By Debbie Shocair
When you invite me to tour your plant and in the same breath claim, “We rarely let the press come,” they already have my undivided attention. Add to that the plant being a mainstay of the Bourbon industry and you get to keep my attention, at least for an hour or two.
That mainstay of Bourbon is the Independent Stave Company (ISC), and located down in the little town of Lebanon is their Kentucky Cooperage. Among supplying many others in the Bluegrass with new white oak barrels (Wild Turkey, Michter’s, Willett, etc.), ISC currently makes 100% of the barrels Jim Beam uses for their wonderful amber delights. Family-owned for about 105 years, ISC describes the business relationship with Jim Beam as a “partnership,” claiming, “We don’t just sell a container. We work with Jim Beam to maintain quality and to find solutions to any problems that may occur.”
Early this month I found myself on an intense and thorough tour of their plant, a tour beyond what the general public enjoys. I saw countless men (and a few women!) working hard in the complicated production line that takes milled oak from plank to barrel in a process that literally took my breath away. I left the factory smelling of sawdust and campfire. I thought it was sort of sexy, and if you can bottle that and sell it to DIY-oriented men… well….
I learned a great deal, from how the American Oak that is harvested can essentially replenish itself to the tremendous importance of the moisture in the wood from start to finish. Perhaps what I found most compelling was the skills of those who work the lines in hot, noisy, demanding conditions to make what is essentially the womb in which young whiskey develops into the amber nectar so many enjoy.
Beneath what must be the largest ceiling fan I’ve ever seen (at least 25 feet across),* the skilled folks at Kentucky Cooperage begin with bare planks. Though there is a clever bit of automation, it is important to note that the machinery serves primarily to transport the emerging barrel from stage to stage as it evolves. Almost all of the real “work” in making barrels progresses under the strong hands of the headers, joiners, risers, and coopers, whose every step is carefully checked by quality control personnel. It can take up to five years to learn the trade and become a skilled barrel raiser, and each man’s pay here is dependent not only on his hours, but also on the quality and dependability of his personal performance and production. It’s a fairly complicated formula that determines each man’s pay and also ensures that the barrel which arrives at any given distillery is absolutely competent to carry out its duty in changing clear try-box goods to the delightful bit of amber gold you find in your bottle.
As I set out for my tour, decked out in the requisite protective headgear and eye protection, I was amazed by the sights and sounds around me. Workers of every age were focused intently on the task before them. And each worker’s task was essential. Though there was a bit of a glance given to the group I traveled with, no attention was lost on the task at hand, that of making barrels, step by step.

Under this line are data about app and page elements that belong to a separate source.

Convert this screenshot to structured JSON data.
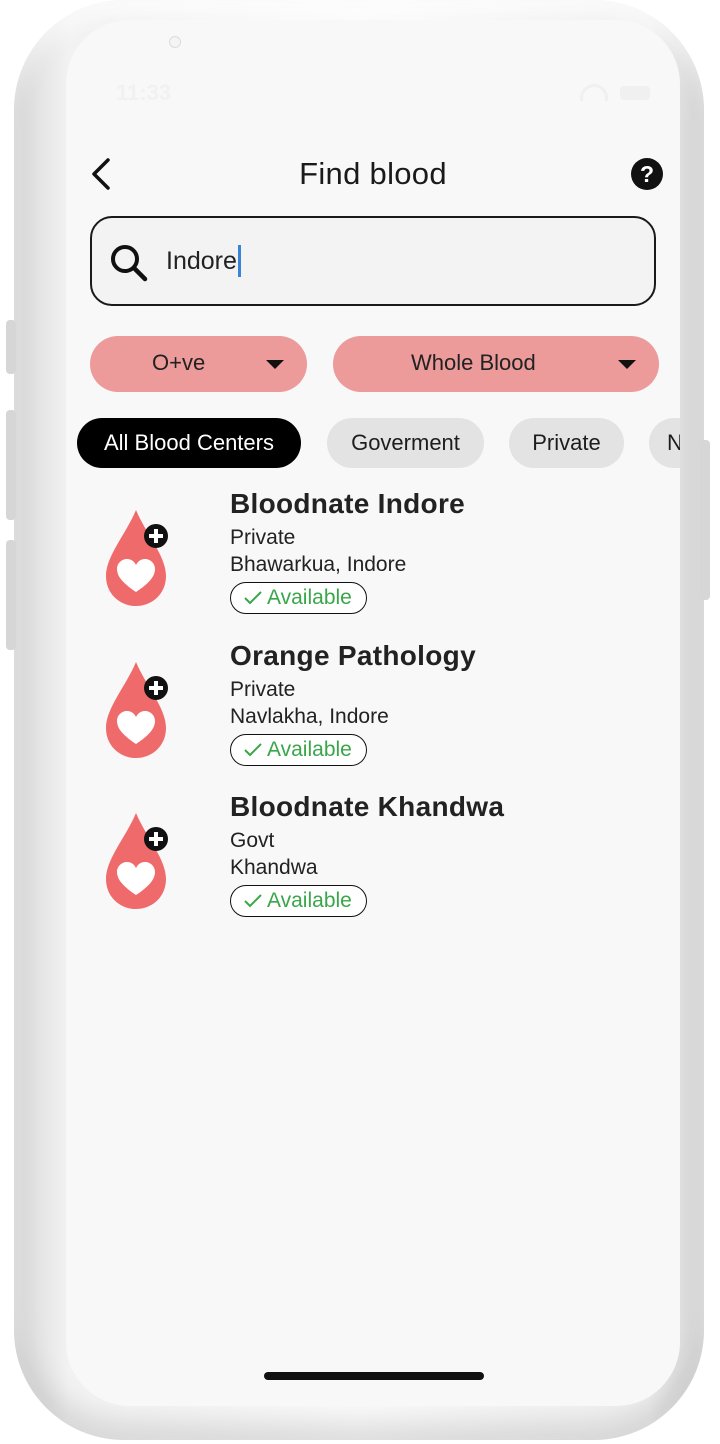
{
  "status_bar": {
    "time": "11:33"
  },
  "header": {
    "back_icon": "chevron-left-icon",
    "title": "Find blood",
    "help_icon": "question-circle-icon",
    "help_glyph": "?"
  },
  "search": {
    "icon": "search-icon",
    "value": "Indore",
    "placeholder": ""
  },
  "filters": {
    "blood_group": {
      "value": "O+ve"
    },
    "component": {
      "value": "Whole Blood"
    }
  },
  "chips": [
    {
      "label": "All Blood Centers",
      "active": true
    },
    {
      "label": "Goverment",
      "active": false
    },
    {
      "label": "Private",
      "active": false
    },
    {
      "label": "N",
      "active": false
    }
  ],
  "centers": [
    {
      "name": "Bloodnate Indore",
      "type": "Private",
      "location": "Bhawarkua, Indore",
      "status": "Available"
    },
    {
      "name": "Orange Pathology",
      "type": "Private",
      "location": "Navlakha, Indore",
      "status": "Available"
    },
    {
      "name": "Bloodnate Khandwa",
      "type": "Govt",
      "location": "Khandwa",
      "status": "Available"
    }
  ],
  "colors": {
    "accent": "#ec9a9a",
    "drop": "#ef6b6b",
    "available": "#3aa64a"
  }
}
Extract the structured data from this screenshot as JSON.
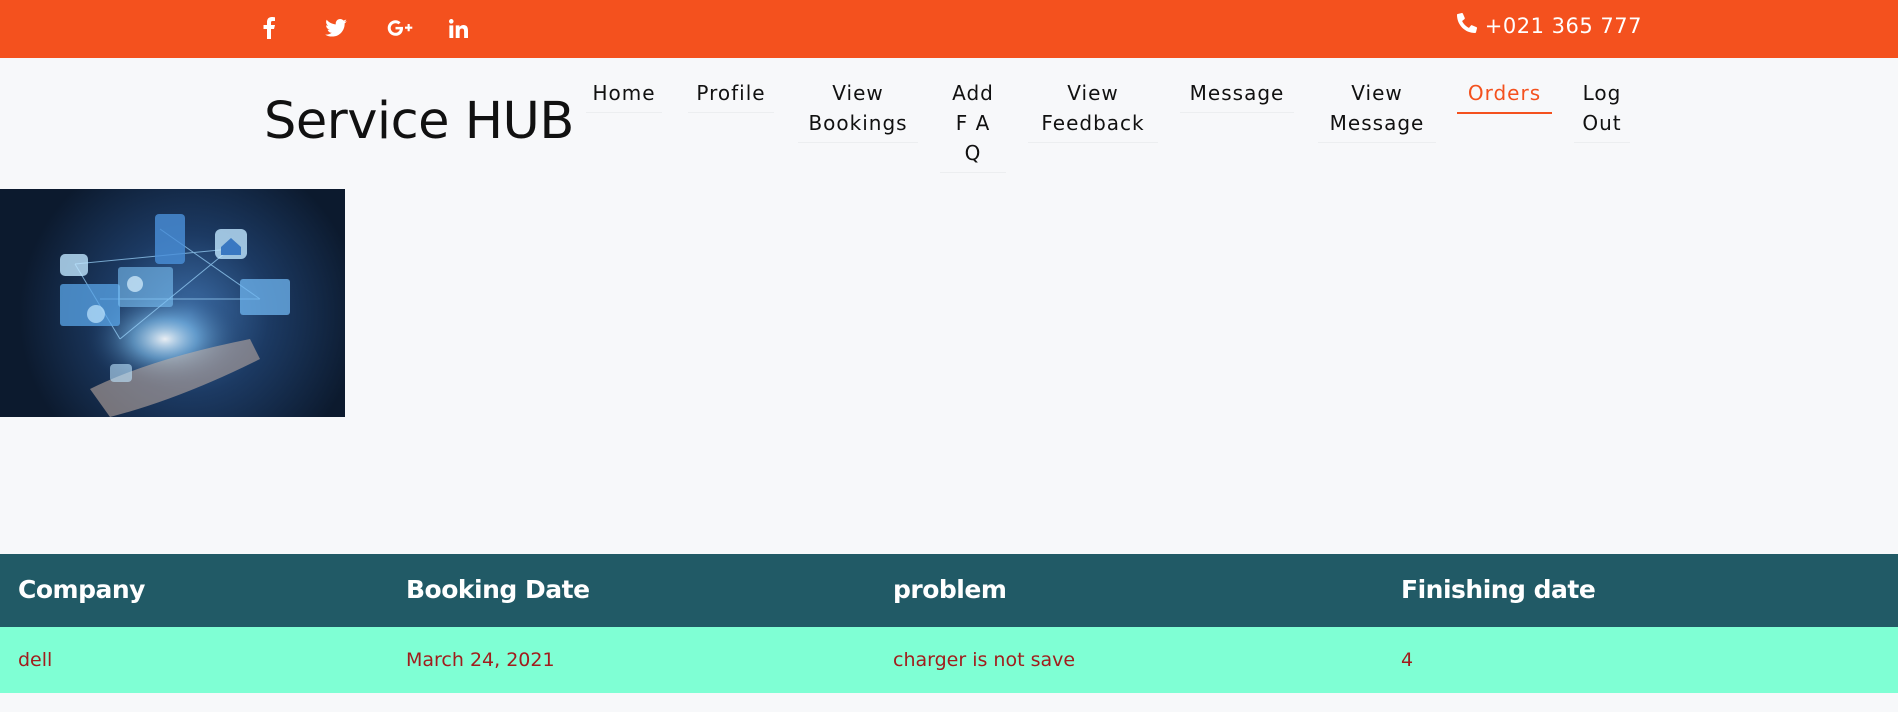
{
  "topbar": {
    "social": [
      {
        "name": "facebook-icon",
        "glyph": "f"
      },
      {
        "name": "twitter-icon",
        "glyph": ""
      },
      {
        "name": "google-plus-icon",
        "glyph": "G+"
      },
      {
        "name": "linkedin-icon",
        "glyph": "in"
      }
    ],
    "phone": "+021 365 777"
  },
  "brand": "Service HUB",
  "nav": {
    "home": "Home",
    "profile": "Profile",
    "view_bookings": "View\nBookings",
    "add_faq": "Add\nF A\nQ",
    "view_feedback": "View\nFeedback",
    "message": "Message",
    "view_message": "View\nMessage",
    "orders": "Orders",
    "logout": "Log\nOut"
  },
  "table": {
    "headers": [
      "Company",
      "Booking Date",
      "problem",
      "Finishing date"
    ],
    "rows": [
      [
        "dell",
        "March 24, 2021",
        "charger is not save",
        "4"
      ]
    ]
  },
  "colors": {
    "accent": "#f4511e",
    "table_header": "#215a66",
    "row_bg": "#7fffd4",
    "row_text": "#a11d1d"
  }
}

I saw raw planks transformed into the heads, longer planks formed and raised into the familiar barrel shape, and a wondrous progression of drying, steaming, and testing, as the raw wood became a whiskey barrel, whose only containing force was the metal bands holding the planks in place.
Barrel-making is a timber hungry process. The appropriate part of one felled white oak tree yields a log (cut at about 14” diameter), which in turn should yield approximately 3-4 barrels. During what was a brief barrel shortage, Kentucky Cooperage made sure their largest customers had all the barrels they would need, and the smaller distillers got what was available after. It’s good business, smart business, and, albeit with some grumbling in the craft sector, it ensured the best production possible would be maintained everywhere.

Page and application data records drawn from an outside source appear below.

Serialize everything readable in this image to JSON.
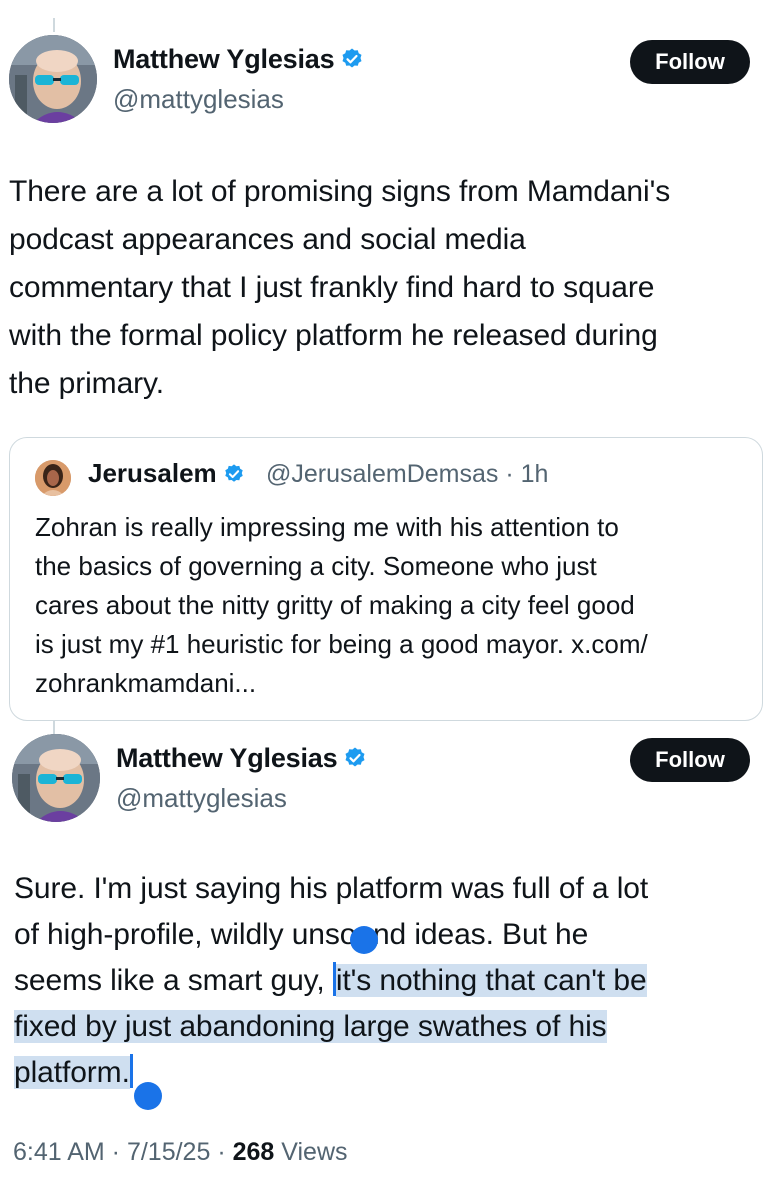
{
  "tweet1": {
    "author_name": "Matthew Yglesias",
    "author_handle": "@mattyglesias",
    "follow_label": "Follow",
    "text_lines": [
      "There are a lot of promising signs from Mamdani's",
      "podcast appearances and social media",
      "commentary that I just frankly find hard to square",
      "with the formal policy platform he released during",
      "the primary."
    ]
  },
  "quote": {
    "author_name": "Jerusalem",
    "author_handle": "@JerusalemDemsas",
    "separator": "·",
    "time": "1h",
    "text_lines": [
      "Zohran is really impressing me with his attention to",
      "the basics of governing a city. Someone who just",
      "cares about the nitty gritty of making a city feel good",
      "is just my #1 heuristic for being a good mayor. x.com/",
      "zohrankmamdani..."
    ]
  },
  "tweet2": {
    "author_name": "Matthew Yglesias",
    "author_handle": "@mattyglesias",
    "follow_label": "Follow",
    "line1": "Sure. I'm just saying his platform was full of a lot",
    "line2": "of high-profile, wildly unsound ideas. But he",
    "line3_pre": "seems like a smart guy, ",
    "line3_sel": "it's nothing that can't be",
    "line4_sel": "fixed by just abandoning large swathes of his",
    "line5_sel": "platform."
  },
  "meta": {
    "time": "6:41 AM",
    "sep1": " · ",
    "date": "7/15/25",
    "sep2": " · ",
    "views_count": "268",
    "views_label": " Views"
  },
  "colors": {
    "verified": "#1d9bf0",
    "selection": "#cfdff0",
    "selection_handle": "#1a73e8",
    "follow_bg": "#0f1419"
  }
}
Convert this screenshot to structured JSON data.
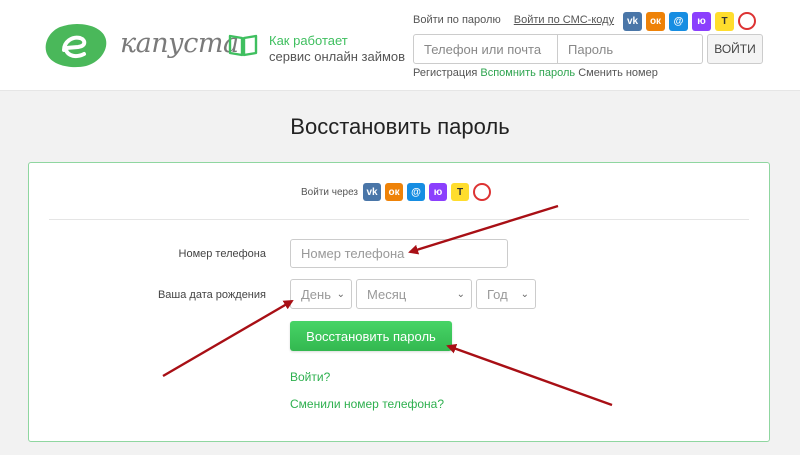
{
  "header": {
    "logo_text": "капуста",
    "how_line1": "Как работает",
    "how_line2": "сервис онлайн займов",
    "tab_password": "Войти по паролю",
    "tab_sms": "Войти по СМС-коду",
    "phone_placeholder": "Телефон или почта",
    "password_placeholder": "Пароль",
    "login_button": "ВОЙТИ",
    "link_register": "Регистрация",
    "link_remind": "Вспомнить пароль",
    "link_change": "Сменить номер",
    "social": [
      {
        "name": "vk-icon",
        "glyph": "vk"
      },
      {
        "name": "odnoklassniki-icon",
        "glyph": "ок"
      },
      {
        "name": "mail-ru-icon",
        "glyph": "@"
      },
      {
        "name": "yumoney-icon",
        "glyph": "ю"
      },
      {
        "name": "tinkoff-icon",
        "glyph": "T"
      },
      {
        "name": "gosuslugi-icon",
        "glyph": ""
      }
    ]
  },
  "main": {
    "title": "Восстановить пароль",
    "via_label": "Войти через",
    "phone_label": "Номер телефона",
    "phone_placeholder": "Номер телефона",
    "dob_label": "Ваша дата рождения",
    "day_placeholder": "День",
    "month_placeholder": "Месяц",
    "year_placeholder": "Год",
    "restore_button": "Восстановить пароль",
    "link_enter": "Войти?",
    "link_changed_phone": "Сменили номер телефона?"
  },
  "colors": {
    "brand_green": "#3fbf5f",
    "arrow_red": "#a80f15"
  }
}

Charring the barrels was perhaps the most exciting point in the tour. There were two different points for flame to kiss the wood: one for the heads and one for the barrel body. It was exciting to not only see the flames erupt, but also to feel the heat as the wood emerged from what was a beast of burning. The length of time in the fire determines the level of char, and Jim Beam’s barrel receive a #2 char on the heads, #4 on the body of the barrel. The deeper char tends to weaken the wood, because the most fragile part of the barrel is the head, the char is kept at #2 to help keep it strong. The round belly of the barrel spends about 40 seconds in the flames to get that beautiful alligator #4 char, the black magic that takes new distillate from raw to wonderful.
Kentucky Cooperage is part of a family-owned company that prides itself on innovations (the family boasts engineers who have been essential in the evolution of the production line) and caring for its employees. Over and over I heard about long-term tenure and an organization whose concern was not only for the growth of trade, but also for the general company culture as it related to its workers. The current plant GM began as an hourly employee, and our tour guide had worked in every department. There seems to be a good sense of respect among the workers, and I have never before seen such fine work come from the sweat of so many on one site.
It was certainly an honor to walk the production floor and to be schooled in the science that precedes the practical science of whiskey maturation. Kentucky Cooperage does give public tours, albeit not as thorough as I was privileged to enjoy. Even so, I highly recommend you take a look the next time you happen to be enjoying the Bourbon Trail.
* Editor’s Note: The handiwork of Lexington-based Big Ass Fans is becoming as ubiquitous in the Commonwealth as that of Vendome!